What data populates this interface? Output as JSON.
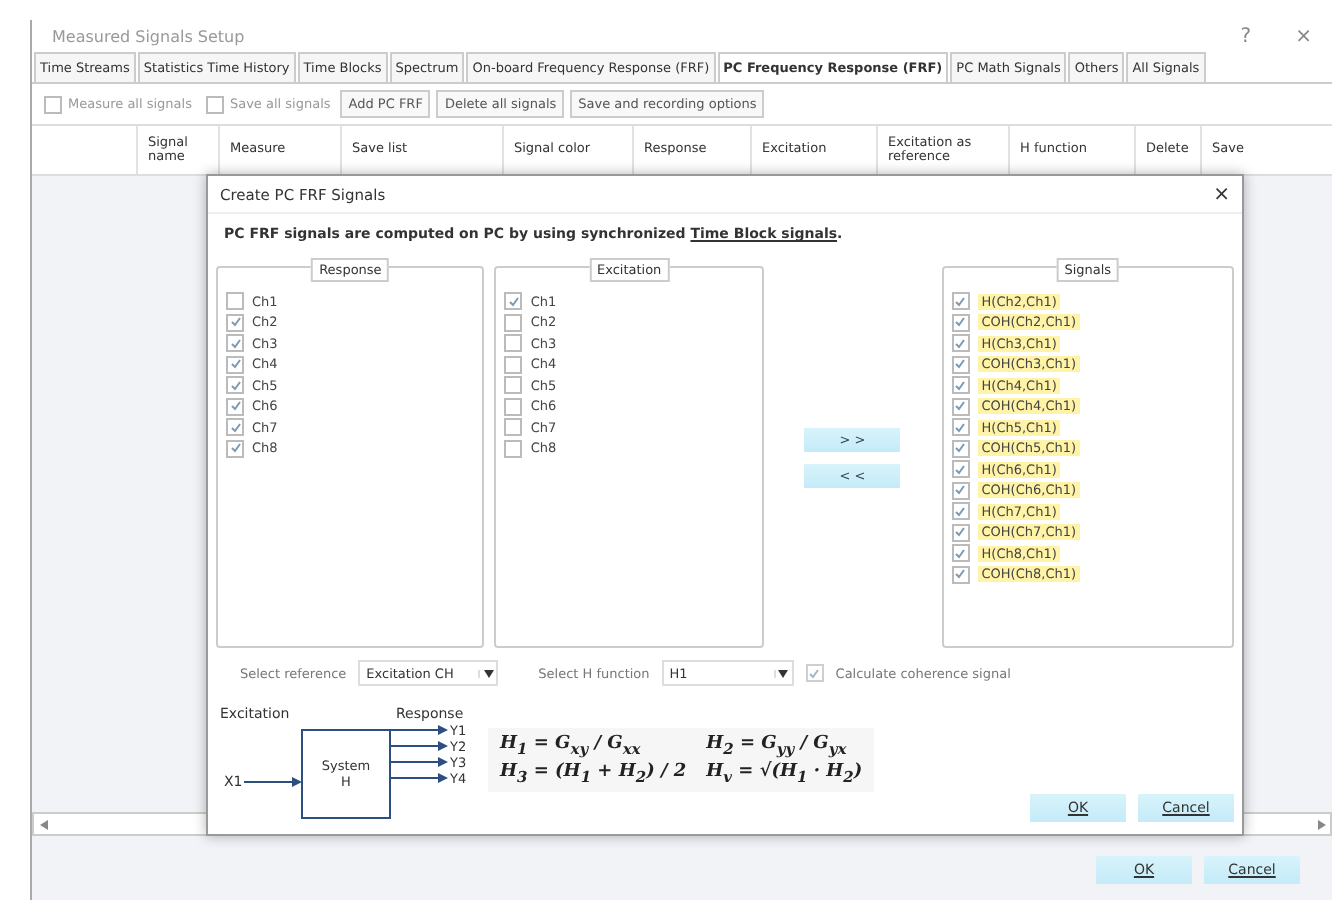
{
  "window": {
    "title": "Measured Signals Setup",
    "help": "?",
    "close": "×"
  },
  "tabs": [
    {
      "label": "Time Streams",
      "selected": false
    },
    {
      "label": "Statistics Time History",
      "selected": false
    },
    {
      "label": "Time Blocks",
      "selected": false
    },
    {
      "label": "Spectrum",
      "selected": false
    },
    {
      "label": "On-board Frequency Response (FRF)",
      "selected": false
    },
    {
      "label": "PC Frequency Response (FRF)",
      "selected": true
    },
    {
      "label": "PC Math Signals",
      "selected": false
    },
    {
      "label": "Others",
      "selected": false
    },
    {
      "label": "All Signals",
      "selected": false
    }
  ],
  "toolbar": [
    {
      "kind": "checkbox",
      "label": "Measure all signals",
      "checked": false
    },
    {
      "kind": "checkbox",
      "label": "Save all signals",
      "checked": false
    },
    {
      "kind": "button",
      "label": "Add PC FRF"
    },
    {
      "kind": "button",
      "label": "Delete all signals"
    },
    {
      "kind": "button",
      "label": "Save and recording options"
    }
  ],
  "table": {
    "columns": [
      "Signal name",
      "Measure",
      "Save list",
      "Signal color",
      "Response",
      "Excitation",
      "Excitation as reference",
      "H function",
      "Delete",
      "Save"
    ]
  },
  "dialog": {
    "title": "Create PC FRF Signals",
    "close": "×",
    "info": {
      "text": "PC FRF signals are computed on PC by using synchronized",
      "link": "Time Block signals",
      "end": "."
    },
    "response": {
      "title": "Response",
      "items": [
        {
          "label": "Ch1",
          "checked": false
        },
        {
          "label": "Ch2",
          "checked": true
        },
        {
          "label": "Ch3",
          "checked": true
        },
        {
          "label": "Ch4",
          "checked": true
        },
        {
          "label": "Ch5",
          "checked": true
        },
        {
          "label": "Ch6",
          "checked": true
        },
        {
          "label": "Ch7",
          "checked": true
        },
        {
          "label": "Ch8",
          "checked": true
        }
      ]
    },
    "excitation": {
      "title": "Excitation",
      "items": [
        {
          "label": "Ch1",
          "checked": true
        },
        {
          "label": "Ch2",
          "checked": false
        },
        {
          "label": "Ch3",
          "checked": false
        },
        {
          "label": "Ch4",
          "checked": false
        },
        {
          "label": "Ch5",
          "checked": false
        },
        {
          "label": "Ch6",
          "checked": false
        },
        {
          "label": "Ch7",
          "checked": false
        },
        {
          "label": "Ch8",
          "checked": false
        }
      ]
    },
    "move_buttons": [
      "> >",
      "< <"
    ],
    "signals": {
      "title": "Signals",
      "items": [
        {
          "label": "H(Ch2,Ch1)",
          "checked": true
        },
        {
          "label": "COH(Ch2,Ch1)",
          "checked": true
        },
        {
          "label": "H(Ch3,Ch1)",
          "checked": true
        },
        {
          "label": "COH(Ch3,Ch1)",
          "checked": true
        },
        {
          "label": "H(Ch4,Ch1)",
          "checked": true
        },
        {
          "label": "COH(Ch4,Ch1)",
          "checked": true
        },
        {
          "label": "H(Ch5,Ch1)",
          "checked": true
        },
        {
          "label": "COH(Ch5,Ch1)",
          "checked": true
        },
        {
          "label": "H(Ch6,Ch1)",
          "checked": true
        },
        {
          "label": "COH(Ch6,Ch1)",
          "checked": true
        },
        {
          "label": "H(Ch7,Ch1)",
          "checked": true
        },
        {
          "label": "COH(Ch7,Ch1)",
          "checked": true
        },
        {
          "label": "H(Ch8,Ch1)",
          "checked": true
        },
        {
          "label": "COH(Ch8,Ch1)",
          "checked": true
        }
      ]
    },
    "reference": {
      "label": "Select reference",
      "value": "Excitation CH"
    },
    "h_function": {
      "label": "Select H function",
      "value": "H1"
    },
    "coherence": {
      "label": "Calculate coherence signal",
      "checked": true
    },
    "diagram": {
      "input_label": "Excitation",
      "output_label": "Response",
      "input": "X1",
      "system": [
        "System",
        "H"
      ],
      "outputs": [
        "Y1",
        "Y2",
        "Y3",
        "Y4"
      ]
    },
    "formulas": [
      "H$_{1}$ = G$_{xy}$ / G$_{xx}$",
      "H$_{2}$ = G$_{yy}$ / G$_{yx}$",
      "H$_{3}$ = (H$_{1}$ + H$_{2}$) / 2",
      "H$_{v}$ = √(H$_{1}$ · H$_{2}$)"
    ],
    "buttons": [
      "OK",
      "Cancel"
    ]
  },
  "buttons": [
    "OK",
    "Cancel"
  ]
}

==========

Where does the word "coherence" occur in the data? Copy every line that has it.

* [OUTPUT FOR THIS EXERCISE]:
    "coherence": {
      "label": "Calculate coherence signal",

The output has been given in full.